My work is usually preconceived, carefully worked out with regard to composition, and usually has a very definite relation to objects observed, sometimes minutely. But I also doodle. Why? Search me! All those strange lines, frantically scribbled and angular when irritated or smooth and round or just skipping gleefully across a discarded envelope are surely as expressive of character and emotion as any representational drawing I may make. They are possibly not art, but they are far from mindless. They make their journey across the paper without knowing the route they will take or their final destination. Sadly with a doodle this is too often truncated by the end of the call and the paper scrunched up and trashed.
Drawing has been described as the making of meaningful marks. It is the closest thing to a universal language from which meaning can be extracted in a split second of recognition. However I can start to draw lines without any plan to make a recognizable form or I can deliberately set out to draw an object. It is the former which often feeds the imagination, and trusting in continuing the drawing process, recognizable forms or totally abstract compositions may result. Questions will be asked along the way and decisions made as to the next line or direction. There will be an arrival point at which the artist feels the work is complete but there will be no preconceived end point and no prior plan for the journey.
All kinds of fantasy images may emerge.

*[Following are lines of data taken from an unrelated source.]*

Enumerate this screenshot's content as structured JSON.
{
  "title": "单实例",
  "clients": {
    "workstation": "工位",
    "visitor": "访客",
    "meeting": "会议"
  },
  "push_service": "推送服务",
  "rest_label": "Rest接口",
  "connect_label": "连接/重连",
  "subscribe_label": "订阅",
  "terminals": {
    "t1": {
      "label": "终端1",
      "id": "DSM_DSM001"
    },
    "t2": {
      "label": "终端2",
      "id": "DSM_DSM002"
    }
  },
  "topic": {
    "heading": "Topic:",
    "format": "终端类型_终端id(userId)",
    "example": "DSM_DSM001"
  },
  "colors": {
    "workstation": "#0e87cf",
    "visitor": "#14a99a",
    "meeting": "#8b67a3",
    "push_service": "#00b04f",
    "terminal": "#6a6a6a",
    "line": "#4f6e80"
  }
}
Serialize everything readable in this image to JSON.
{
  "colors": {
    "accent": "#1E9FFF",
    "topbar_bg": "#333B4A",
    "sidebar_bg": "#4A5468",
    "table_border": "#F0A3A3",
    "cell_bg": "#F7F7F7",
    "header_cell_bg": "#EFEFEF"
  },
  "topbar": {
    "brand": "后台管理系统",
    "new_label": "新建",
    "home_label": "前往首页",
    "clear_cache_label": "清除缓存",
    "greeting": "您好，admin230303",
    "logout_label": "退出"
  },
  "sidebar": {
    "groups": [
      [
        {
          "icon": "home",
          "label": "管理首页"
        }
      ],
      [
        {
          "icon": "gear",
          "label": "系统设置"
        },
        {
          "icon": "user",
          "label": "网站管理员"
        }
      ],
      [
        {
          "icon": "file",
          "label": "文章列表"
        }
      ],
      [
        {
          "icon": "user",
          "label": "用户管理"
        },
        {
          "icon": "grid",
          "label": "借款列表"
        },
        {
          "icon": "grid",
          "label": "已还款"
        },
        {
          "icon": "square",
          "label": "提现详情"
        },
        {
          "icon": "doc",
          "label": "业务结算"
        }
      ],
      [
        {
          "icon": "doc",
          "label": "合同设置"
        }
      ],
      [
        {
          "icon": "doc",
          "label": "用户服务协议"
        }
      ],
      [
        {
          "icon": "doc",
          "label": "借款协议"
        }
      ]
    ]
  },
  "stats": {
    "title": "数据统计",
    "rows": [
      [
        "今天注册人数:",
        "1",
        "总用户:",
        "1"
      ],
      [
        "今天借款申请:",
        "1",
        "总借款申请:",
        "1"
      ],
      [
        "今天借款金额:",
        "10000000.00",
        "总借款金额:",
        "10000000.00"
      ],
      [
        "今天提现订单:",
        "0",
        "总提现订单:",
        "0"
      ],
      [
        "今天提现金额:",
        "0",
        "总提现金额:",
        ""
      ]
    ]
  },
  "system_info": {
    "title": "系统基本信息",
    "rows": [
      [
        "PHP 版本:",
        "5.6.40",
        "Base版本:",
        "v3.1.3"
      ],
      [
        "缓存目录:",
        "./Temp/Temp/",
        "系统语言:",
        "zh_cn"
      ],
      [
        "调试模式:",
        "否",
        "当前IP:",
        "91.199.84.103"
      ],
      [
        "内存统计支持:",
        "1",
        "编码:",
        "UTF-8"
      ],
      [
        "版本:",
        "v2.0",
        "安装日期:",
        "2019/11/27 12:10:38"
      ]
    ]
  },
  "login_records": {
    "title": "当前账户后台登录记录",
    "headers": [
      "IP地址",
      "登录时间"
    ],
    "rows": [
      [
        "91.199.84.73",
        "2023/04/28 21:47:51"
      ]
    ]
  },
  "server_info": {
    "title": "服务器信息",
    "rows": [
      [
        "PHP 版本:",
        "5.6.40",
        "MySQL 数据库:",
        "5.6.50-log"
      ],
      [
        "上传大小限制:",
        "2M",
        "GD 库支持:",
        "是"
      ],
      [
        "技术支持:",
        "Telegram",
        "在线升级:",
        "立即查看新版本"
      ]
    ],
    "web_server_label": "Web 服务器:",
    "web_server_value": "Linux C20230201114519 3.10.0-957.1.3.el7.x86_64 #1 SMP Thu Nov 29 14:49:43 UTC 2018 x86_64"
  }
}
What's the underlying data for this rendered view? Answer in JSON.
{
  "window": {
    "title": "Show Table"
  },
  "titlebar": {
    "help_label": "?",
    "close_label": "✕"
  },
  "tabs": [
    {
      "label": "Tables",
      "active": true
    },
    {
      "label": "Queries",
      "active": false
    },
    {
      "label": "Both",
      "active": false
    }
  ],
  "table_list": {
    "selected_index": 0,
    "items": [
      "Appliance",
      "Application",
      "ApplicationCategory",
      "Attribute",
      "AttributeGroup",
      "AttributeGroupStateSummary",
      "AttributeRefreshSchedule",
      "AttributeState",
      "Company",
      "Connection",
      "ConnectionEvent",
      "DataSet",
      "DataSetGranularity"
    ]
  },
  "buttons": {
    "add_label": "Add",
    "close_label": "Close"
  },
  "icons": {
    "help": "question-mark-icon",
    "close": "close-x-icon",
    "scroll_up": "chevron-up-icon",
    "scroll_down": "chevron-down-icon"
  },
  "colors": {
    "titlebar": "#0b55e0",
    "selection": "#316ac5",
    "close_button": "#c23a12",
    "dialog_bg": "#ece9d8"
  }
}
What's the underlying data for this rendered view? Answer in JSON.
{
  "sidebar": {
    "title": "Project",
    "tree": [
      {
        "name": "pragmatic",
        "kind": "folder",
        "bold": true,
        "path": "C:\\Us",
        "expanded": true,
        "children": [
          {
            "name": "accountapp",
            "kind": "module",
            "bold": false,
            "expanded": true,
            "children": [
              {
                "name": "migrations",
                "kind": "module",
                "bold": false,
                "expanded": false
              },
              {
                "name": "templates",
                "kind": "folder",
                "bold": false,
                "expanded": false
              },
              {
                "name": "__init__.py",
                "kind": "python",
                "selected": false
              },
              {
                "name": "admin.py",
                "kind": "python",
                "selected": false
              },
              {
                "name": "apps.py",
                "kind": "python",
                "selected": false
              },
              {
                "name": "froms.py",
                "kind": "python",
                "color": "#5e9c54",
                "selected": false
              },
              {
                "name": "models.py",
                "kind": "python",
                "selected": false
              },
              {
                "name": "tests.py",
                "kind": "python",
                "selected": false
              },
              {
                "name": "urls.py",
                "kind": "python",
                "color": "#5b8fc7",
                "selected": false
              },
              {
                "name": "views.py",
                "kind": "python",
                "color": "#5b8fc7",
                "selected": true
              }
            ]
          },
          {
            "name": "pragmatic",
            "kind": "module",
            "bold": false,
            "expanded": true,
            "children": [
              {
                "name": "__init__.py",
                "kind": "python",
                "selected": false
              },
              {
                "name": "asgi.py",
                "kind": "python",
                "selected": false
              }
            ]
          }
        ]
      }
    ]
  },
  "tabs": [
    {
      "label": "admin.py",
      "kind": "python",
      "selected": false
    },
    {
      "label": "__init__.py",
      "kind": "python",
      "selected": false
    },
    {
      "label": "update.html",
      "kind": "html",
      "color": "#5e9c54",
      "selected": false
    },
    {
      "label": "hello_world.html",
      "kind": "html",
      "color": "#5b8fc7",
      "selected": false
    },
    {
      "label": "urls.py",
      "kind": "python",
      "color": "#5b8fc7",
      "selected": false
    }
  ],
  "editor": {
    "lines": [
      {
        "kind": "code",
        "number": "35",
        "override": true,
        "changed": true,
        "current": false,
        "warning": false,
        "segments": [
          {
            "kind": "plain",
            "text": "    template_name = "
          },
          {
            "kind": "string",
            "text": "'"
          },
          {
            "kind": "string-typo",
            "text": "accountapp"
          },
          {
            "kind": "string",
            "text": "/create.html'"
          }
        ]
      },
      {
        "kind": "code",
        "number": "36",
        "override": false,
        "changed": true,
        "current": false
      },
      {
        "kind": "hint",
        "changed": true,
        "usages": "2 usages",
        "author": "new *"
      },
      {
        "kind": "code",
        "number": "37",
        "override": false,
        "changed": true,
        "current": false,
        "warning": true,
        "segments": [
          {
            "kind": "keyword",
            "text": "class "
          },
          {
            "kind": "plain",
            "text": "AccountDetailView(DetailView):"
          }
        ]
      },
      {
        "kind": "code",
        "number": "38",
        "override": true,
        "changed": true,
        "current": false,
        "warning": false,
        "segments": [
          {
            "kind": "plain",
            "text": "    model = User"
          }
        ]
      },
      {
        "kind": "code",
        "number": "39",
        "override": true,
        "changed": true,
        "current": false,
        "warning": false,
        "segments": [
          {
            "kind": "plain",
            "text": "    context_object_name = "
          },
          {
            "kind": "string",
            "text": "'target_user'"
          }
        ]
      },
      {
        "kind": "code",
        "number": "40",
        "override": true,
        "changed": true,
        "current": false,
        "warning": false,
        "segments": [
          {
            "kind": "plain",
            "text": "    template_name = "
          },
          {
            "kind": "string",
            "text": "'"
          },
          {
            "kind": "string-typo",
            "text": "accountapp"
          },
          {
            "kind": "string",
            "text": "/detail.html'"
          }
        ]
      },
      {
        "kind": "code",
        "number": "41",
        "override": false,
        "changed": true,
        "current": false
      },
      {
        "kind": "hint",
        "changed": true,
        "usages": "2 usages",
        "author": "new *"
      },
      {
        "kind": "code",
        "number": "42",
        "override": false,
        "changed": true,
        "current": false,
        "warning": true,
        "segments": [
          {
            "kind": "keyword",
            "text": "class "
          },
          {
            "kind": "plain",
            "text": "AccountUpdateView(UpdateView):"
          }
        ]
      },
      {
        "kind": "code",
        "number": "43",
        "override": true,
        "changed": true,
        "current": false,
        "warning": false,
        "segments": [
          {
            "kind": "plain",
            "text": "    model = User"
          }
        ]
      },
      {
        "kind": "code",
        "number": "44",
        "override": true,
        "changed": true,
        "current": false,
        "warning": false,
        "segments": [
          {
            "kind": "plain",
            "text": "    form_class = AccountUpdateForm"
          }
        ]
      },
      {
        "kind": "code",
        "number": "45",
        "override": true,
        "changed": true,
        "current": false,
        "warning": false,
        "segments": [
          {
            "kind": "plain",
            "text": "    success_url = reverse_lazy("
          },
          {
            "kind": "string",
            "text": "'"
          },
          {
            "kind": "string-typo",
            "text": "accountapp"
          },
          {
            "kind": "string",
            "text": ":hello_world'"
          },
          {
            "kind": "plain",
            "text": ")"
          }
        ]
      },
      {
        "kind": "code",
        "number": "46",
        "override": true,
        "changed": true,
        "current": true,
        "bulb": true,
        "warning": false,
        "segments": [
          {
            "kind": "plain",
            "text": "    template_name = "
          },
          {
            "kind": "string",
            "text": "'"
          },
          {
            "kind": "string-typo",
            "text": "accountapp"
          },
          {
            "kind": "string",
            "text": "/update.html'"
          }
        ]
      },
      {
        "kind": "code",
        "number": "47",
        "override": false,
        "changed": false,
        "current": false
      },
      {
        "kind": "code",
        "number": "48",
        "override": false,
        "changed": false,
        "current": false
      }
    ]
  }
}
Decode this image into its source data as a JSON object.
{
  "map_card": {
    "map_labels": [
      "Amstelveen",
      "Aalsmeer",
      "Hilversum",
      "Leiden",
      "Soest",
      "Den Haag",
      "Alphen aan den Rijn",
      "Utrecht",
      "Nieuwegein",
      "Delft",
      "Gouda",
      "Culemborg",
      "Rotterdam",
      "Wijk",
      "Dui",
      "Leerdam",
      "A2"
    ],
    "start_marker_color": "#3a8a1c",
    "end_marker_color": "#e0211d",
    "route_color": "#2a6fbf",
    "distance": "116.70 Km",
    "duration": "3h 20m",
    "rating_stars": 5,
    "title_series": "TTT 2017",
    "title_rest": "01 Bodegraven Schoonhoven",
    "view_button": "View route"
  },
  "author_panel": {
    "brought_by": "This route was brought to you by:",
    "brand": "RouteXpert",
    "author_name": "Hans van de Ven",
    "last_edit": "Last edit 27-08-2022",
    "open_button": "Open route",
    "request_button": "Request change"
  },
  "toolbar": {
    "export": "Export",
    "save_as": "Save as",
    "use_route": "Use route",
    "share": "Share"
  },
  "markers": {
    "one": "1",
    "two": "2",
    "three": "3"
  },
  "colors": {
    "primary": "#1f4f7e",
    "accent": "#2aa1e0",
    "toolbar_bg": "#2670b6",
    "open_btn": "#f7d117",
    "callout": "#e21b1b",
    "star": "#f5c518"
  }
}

Paul Klee was arguably the greatest exponent of this kind of drawing and the following is a quote from Robert Kudielka writing on Paul Klee in ‘Paul Klee: the Nature of Creation’, the book accompanying the exhibition of the same name held at the Hayward Gallery 2002.
‘His drawings in particular reveal that far from being driven by the intention to characterize, to describe or even formalize something, Klee started out with nothing but the point of his pencil and the impulse to set it in motion.’
Klee writes ‘The original movement, the agent, is a point that sets itself in motion (genesis of form). A line comes into being. It goes out for a walk, so to speak, aimlessly for the sake of the walk.’
‘He (Klee) takes both his imagination and ours on a journey that opens up unforeseen landscapes, as he himself suggested in his ‘Creative Credo’ (1920). But the trajectory of the line could also lead to constellations that were directly reflective of the artist’s own intuitive hunches. In ‘They’re Biting’, (1920), small fish approach the lines of two anglers while larger ones lie waiting below, unimpressed. Or the hand of the artist, in sweeping gestures from left to right, could release the movements of ‘Veil Dance, 1920. But all these configurations would only be recognized en route and named at the end, instead of being intended and sought from the outset.
Suppose I decide to make expressive marks on a piece of ‘good’ paper, expensive paper, hand made art paper. Will I let go of all preciousness and make lines according to my mood, or become self conscious, battered by the logical half of my brain full of anxiety about ruining a beautiful paper? Small children can do this but they have not suffered a lifetime of judgment, criticism, rules, and failure (neither have I!). It is not surprising that some of the greatest artists have wished to draw as a child draws in this regard.
Realizing the need to be free of such fetters I invited a workshop group to close their eyes for a few minutes, feel the edges of the board or paper, and make a few blind marks, thinking beforehand only that these might be frivolous, calm or angry. They were then invited to develop the drawings intuitively, adding lines or patches of colour in ways suggested by what was already on the paper, adding to the drawing or painting until in their eyes an arrival point had been reached.
Pictures below are from the workshop held during the ‘Excursions’ exhibition at Bourne End Library, in May 2015.